A PROPOSAL to urge Congress to legalize the "ukay-ukay" trade has been introduced in the Baguio City council.
Ukay-ukay refers to used clothing and other personal items imported in bulk and sold in small retail stores.
Republic Act 4653 prohibits "the commercial importation of textile articles commonly known as used clothing and rags."
A proposed resolution by Councilor Betty Lourdes Tabanda makes a case for ukay-ukay, saying it has been the source of livelihood for many Baguio residents and has even become a tourist attraction in the city.
"In other tourist destinations such as Hong Kong, ukay-ukay has flourished and is a sustainable economic activity," Tabanda stated in the resolution.
She said there is no conclusive evidence imported used clothing is contaminated and may cause illness to the user.
"Ukay-ukay trade is now accepted even in international markets, it is no longer degrading for the Filipino to patronize these imported items," she said.
The proposal was referred to the Committee on Health and Sanitation, Ecology and Environmental Protection which recommended its approval.
Also up for deliberation is another proposed resolution from Councilor Leandro Yangot Jr. calling on the President to spare the ukay-ukay business in Baguio from the crackdown launched by the Bureau of Customs.
Tabanda and Councilor Fred Bagbagen are also supporting House Bill No. 4055 which legalizes the importation of used clothing.
The Committee on Market, Trade and Commerce chaired by Councilor Elaine Sembrano also recommended for inclusion in the proposed resolution the amendment or repeal of certain provisions in the Sanitation Code of the Philippines which prohibits the distribution or sale of articles such as clothes, shoes, linens, towels, bedding materials, blankets, pillows and anything used for sleeping or resting, which are second hand or made of second hand materials.
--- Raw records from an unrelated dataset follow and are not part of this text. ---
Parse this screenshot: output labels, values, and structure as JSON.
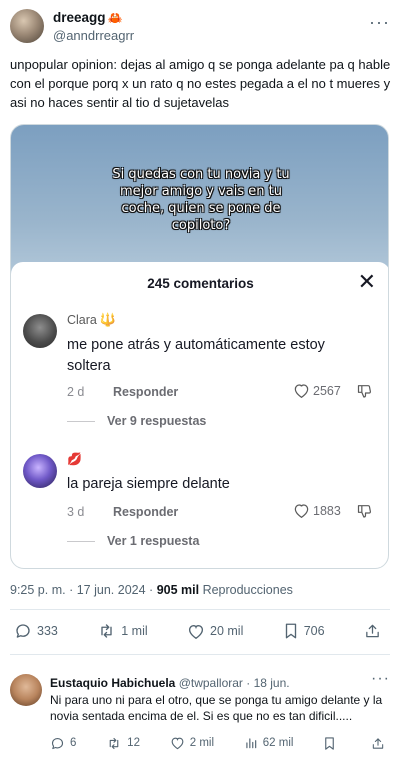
{
  "author": {
    "display_name": "dreeagg",
    "badge_emoji": "🦀",
    "handle": "@anndrreagrr"
  },
  "post": {
    "text": "unpopular opinion: dejas al amigo q se ponga adelante pa q hable con el porque porq x un rato q no estes pegada a el no t mueres y asi no haces sentir al tio d sujetavelas"
  },
  "media": {
    "overlay_text": "Si quedas con tu novia y tu mejor amigo y vais en tu coche, quien se pone de copiloto?",
    "sheet_title": "245 comentarios",
    "comments": [
      {
        "user": "Clara",
        "user_emoji": "🔱",
        "text": "me pone atrás y automáticamente estoy soltera",
        "date": "2 d",
        "reply_label": "Responder",
        "likes": "2567",
        "view_replies": "Ver 9 respuestas"
      },
      {
        "user": "",
        "user_emoji": "💋",
        "text": "la pareja siempre delante",
        "date": "3 d",
        "reply_label": "Responder",
        "likes": "1883",
        "view_replies": "Ver 1 respuesta"
      }
    ]
  },
  "meta": {
    "time": "9:25 p. m.",
    "separator": "·",
    "date": "17 jun. 2024",
    "views": "905 mil",
    "views_label": "Reproducciones"
  },
  "actions": {
    "replies": "333",
    "reposts": "1 mil",
    "likes": "20 mil",
    "bookmarks": "706"
  },
  "reply": {
    "name": "Eustaquio Habichuela",
    "handle": "@twpallorar",
    "date": "· 18 jun.",
    "text": "Ni para uno ni para el otro, que se ponga tu amigo delante y la novia sentada encima de el. Si es que no es tan dificil.....",
    "replies": "6",
    "reposts": "12",
    "likes": "2 mil",
    "views": "62 mil"
  },
  "colors": {
    "text": "#0f1419",
    "muted": "#536471",
    "divider": "#e1e8ed"
  }
}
HB 4055, introduced by Cagayan De Oro 2nd District Representative Rufus Rodriguez and Abante Mindanao Representative Maximo Rodriguez Jr. and co-authored by Rep. Nicasio Aliping Jr., allows the importation of used garments, saying it could bring in an estimated P700 million in taxes and duties annually. (Paul Rillorta)